“The time has come, (and) we feel that the city is able to manage the increase in staff here at City Hall and other facilities, while still maintaining all of our social distancing and (personal protective equipment) requirements to ensure that our city employees are continually protected, but they’re able to come back to work and provide the services that you have come to expect from us here in Santa Clarita,” Smyth said. “This is a step in the right direction.”
While city parks and trails remain open, Smyth went on to remind residents to practice physical distancing and that it is mandatory to wear a face covering to enter any essential business, while those businesses are also required to provide employees with PPE.
“Just because you have been deemed an essential business, you are not absolved from following the protocols and guidelines,” he added.
SCV Sheriff’s Station Capt. Justin Diez was also in attendance to provide an update on law enforcement during this time.
“Crime is trending downwards since the beginning of the year,” Diez said. “However, it is slightly up from this point last year, but, again, we are continuing to hit those crimes with all of our proactive law enforcement efforts, not only from our patrol and our special teams and also our detective bureau.”
Diez also wanted to encourage residents “if you see something, say something,” and to call the station or 911 depending on the type of incident.
“Our enforcement is not predicated around the public health order, it’s predicated around business as usual (and) normal police enforcement, which mostly deals with criminal and certainly traffic-related issues,” he added.
The SCV Sheriff’s Station is continuing to work 24/7 and taking all precautions in giving personnel the personal protective equipment necessary to do their work, Diez said.
“I’m very happy to say and very excited to say that we do not have any positive cases of COVID-19 amongst our personnel at our station … out of 230 personnel,” Diez added. “We’ve been very fortunate with that, And I think, all in all, the station is doing really well. Morale is doing very well, arrests are up, deputies and professional staff are all coming to work. It’s business normal.”
Both Smyth and Diez concluded by thanking SCV residents for following the “Safer at Home” directive and doing their part in flattening the curve.
“Believe me, I share everybody’s desire to open up our community (and) our country as quickly as possible, and the best way for us to do that is to … continue to follow these guidelines,” Smyth said. “I know how tough it is for everybody in this community, so let’s work together to try to get ourselves open as quickly as possible … Santa Clarita, we’ve been through many challenges before, and I have no doubt we’ll get through this one together.”

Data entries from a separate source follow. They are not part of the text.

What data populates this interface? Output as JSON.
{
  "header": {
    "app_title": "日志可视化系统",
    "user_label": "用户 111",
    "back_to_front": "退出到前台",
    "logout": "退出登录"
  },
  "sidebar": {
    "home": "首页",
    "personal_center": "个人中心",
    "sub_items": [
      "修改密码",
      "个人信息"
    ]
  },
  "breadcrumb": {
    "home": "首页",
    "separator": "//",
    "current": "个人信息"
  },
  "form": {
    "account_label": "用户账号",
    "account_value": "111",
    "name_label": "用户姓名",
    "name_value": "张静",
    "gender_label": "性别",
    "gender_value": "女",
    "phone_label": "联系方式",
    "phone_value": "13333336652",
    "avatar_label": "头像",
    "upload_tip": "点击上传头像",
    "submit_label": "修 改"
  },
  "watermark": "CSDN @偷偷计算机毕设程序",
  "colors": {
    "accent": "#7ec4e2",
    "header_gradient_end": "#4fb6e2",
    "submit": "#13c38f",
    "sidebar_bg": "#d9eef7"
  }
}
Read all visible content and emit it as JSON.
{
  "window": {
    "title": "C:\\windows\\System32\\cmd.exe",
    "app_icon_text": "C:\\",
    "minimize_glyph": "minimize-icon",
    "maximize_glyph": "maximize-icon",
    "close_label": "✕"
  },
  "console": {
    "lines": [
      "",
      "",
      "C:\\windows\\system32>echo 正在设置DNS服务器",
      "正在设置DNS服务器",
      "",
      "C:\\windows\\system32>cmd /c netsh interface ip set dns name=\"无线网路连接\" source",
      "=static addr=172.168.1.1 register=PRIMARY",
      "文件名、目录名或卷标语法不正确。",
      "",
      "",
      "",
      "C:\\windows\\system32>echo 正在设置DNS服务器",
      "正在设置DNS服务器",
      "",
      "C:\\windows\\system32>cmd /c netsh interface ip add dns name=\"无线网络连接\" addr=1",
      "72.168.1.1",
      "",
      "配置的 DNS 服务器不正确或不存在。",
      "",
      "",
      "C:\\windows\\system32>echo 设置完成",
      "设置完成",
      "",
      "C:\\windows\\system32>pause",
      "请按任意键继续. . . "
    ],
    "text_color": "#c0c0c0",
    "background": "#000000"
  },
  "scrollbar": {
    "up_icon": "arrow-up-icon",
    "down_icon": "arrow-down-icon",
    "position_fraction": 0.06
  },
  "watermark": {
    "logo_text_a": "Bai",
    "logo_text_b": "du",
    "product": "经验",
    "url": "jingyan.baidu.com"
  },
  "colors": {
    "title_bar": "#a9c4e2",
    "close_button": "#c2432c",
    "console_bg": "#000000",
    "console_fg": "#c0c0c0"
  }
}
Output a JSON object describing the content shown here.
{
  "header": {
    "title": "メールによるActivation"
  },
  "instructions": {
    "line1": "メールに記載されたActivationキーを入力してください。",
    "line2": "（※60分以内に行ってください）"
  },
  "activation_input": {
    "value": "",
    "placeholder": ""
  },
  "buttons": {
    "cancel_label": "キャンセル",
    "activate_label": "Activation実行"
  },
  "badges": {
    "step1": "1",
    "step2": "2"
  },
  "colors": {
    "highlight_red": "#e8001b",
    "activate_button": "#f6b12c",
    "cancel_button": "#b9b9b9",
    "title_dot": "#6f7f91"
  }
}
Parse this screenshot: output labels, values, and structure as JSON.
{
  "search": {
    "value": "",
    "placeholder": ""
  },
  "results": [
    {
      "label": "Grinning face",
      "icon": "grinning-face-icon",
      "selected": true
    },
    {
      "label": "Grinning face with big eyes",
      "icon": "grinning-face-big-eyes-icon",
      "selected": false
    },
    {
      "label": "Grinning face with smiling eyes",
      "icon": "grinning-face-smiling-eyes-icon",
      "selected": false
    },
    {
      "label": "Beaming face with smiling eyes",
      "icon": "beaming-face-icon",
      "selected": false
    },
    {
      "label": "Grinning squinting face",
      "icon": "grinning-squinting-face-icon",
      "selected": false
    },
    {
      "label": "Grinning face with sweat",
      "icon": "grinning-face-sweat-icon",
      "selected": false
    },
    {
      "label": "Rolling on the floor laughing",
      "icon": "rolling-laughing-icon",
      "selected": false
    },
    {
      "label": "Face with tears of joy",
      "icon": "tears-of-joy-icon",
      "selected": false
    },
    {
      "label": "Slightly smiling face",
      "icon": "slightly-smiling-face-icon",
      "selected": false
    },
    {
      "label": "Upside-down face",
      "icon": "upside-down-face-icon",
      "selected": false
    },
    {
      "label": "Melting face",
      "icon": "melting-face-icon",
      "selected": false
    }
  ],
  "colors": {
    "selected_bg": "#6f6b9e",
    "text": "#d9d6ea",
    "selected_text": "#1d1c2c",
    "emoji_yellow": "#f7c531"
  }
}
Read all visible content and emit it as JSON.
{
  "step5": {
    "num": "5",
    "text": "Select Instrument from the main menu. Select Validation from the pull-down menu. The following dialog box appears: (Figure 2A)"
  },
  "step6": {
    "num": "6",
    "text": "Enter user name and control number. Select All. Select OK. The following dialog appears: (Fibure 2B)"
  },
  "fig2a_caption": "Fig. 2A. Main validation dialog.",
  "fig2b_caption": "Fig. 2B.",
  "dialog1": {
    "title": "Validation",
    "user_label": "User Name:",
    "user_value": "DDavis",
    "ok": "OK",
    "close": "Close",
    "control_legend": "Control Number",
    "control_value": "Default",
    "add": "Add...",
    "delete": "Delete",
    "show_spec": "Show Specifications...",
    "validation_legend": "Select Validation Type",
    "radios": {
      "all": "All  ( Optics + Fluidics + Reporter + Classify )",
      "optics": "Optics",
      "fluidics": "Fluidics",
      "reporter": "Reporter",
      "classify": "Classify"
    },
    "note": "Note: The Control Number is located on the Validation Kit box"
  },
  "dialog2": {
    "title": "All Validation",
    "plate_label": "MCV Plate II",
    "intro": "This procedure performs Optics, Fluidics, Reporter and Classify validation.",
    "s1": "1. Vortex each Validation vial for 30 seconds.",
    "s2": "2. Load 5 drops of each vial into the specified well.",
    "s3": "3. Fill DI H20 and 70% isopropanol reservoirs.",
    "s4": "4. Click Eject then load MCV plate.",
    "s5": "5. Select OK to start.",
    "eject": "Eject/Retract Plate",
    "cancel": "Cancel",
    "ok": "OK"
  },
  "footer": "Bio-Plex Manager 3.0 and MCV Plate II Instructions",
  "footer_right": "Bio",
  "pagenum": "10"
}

To view all coronavirus-related stories, visit signalscv.com/category/news/coronavirus.